Today the branch experienced the first ever Africa-wide Stake Conference. It was a broadcast from Salt Lake City specifically for the Africa areas and conducted by Glen L. Pace. He spoke along with A. Roger Merrill, the general Sunday School president, Apostle Jeffrey R. Holland and President Deiter Uchtdorf. Brother Pace has lived in Africa when he was Africa West Area President and knows the people, their countries and customs. He expressed our observations exactly. The African people are ready for the gospel of Jesus Christ because they are very spiritual by nature. (We mentioned that to one investigator and he said that they have to be as religion is their only means of hope.) The African people are very teachable, are humble and learn gospel principles quickly. They know the scriptures and know that God is a God of miracles and accept revelation. They help other family members and respect older people and their ancestors. There are a lot of positive things here but learning also comes slowly. Sometimes we forget that here in Benin the Church is only 5 years old. I got a jolt today which reminded me of that. With the first ever Stake Conference as Soeur Black talked about, I had been busy explaining to President Desire and his counselors how it transpired, that we needed to have a opening hymn and prayer and then we would start the DVD playing and what would happen and getting the TV’s and DVD’s set up for the video. I thought I had done a really good job and just before the meeting was to start, one of the missionaries mentioned that perhaps someone ought to explain to the members what a stake conference was since that might be new terminology. I went into the Branch Presidents office where the Branch Presidency was putting the finishing touches on conducting the meeting and made the suggestion that perhaps they should do that. About that time President Desire said “Elder Black, sit down” I obeyed and then he said “can you explain to US what a stake is?” We spent some time talking about missions, branches, districts, wards and stakes, and I learned that just because you have been a member of the church for a while doesn’t mean that you know all about stakes when you have never experienced one. As brought out in the Conference, however, the people are learning fast and the church is growing. If people are willing to listen, they soon learn that there is so much more to the gospel than the neighborhood churches that preach Christ and pass the plate have to offer. Some of the statistics quoted in the conference are that there are 48 stakes and somewhere near 250,000 members in Africa now. There are also over 800 missionaries serving from Africa, most in Africa. Considering the difficulties of establishing the church here given the African culture, the poverty and all, it is quite remarkable.

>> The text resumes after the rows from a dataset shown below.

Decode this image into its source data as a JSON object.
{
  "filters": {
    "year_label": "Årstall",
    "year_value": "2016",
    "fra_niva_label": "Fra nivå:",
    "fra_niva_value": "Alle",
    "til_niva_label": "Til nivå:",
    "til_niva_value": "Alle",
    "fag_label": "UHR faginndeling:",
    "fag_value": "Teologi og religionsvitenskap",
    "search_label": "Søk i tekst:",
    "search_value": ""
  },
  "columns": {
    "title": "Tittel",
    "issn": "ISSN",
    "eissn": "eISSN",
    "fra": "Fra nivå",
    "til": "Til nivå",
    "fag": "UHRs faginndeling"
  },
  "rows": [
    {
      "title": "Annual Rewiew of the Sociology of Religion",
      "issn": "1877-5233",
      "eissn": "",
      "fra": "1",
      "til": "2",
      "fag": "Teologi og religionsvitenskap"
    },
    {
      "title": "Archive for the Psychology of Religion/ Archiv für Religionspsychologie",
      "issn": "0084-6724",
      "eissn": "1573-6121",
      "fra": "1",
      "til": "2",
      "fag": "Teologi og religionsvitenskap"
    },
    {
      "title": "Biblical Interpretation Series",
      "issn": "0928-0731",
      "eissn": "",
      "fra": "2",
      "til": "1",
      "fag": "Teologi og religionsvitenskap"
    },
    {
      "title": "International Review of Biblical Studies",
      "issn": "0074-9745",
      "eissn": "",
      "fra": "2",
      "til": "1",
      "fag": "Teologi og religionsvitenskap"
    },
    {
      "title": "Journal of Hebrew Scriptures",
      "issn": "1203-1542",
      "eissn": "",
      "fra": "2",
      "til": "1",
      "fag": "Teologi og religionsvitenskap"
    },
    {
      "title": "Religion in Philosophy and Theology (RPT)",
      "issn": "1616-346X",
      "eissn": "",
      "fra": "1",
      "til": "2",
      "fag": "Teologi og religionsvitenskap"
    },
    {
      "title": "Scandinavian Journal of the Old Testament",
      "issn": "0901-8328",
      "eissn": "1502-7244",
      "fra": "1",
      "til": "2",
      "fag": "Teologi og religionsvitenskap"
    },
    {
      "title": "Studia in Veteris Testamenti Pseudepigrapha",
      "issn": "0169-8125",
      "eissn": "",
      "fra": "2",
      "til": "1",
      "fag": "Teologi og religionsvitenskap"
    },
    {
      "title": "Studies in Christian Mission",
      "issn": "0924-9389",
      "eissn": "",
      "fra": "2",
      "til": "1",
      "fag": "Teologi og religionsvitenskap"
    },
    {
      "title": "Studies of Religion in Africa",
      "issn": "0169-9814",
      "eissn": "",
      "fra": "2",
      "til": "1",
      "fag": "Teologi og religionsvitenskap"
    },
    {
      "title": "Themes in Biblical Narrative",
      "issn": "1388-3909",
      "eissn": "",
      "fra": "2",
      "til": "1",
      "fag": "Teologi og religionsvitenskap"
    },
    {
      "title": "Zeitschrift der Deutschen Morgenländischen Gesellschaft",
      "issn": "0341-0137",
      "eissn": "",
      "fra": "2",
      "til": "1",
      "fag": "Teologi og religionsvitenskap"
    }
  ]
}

This coming week President Ayekoue is coming for a Zone conference with the missionaries and then a Branch Conference next Sunday. That means in the last 4 Sundays, we will have had General Conference, Stake Conference and Branch Conference. I hope the members can keep it all straight. I think some of the investigators think all we have are conferences. We will write about the Branch Conference next week.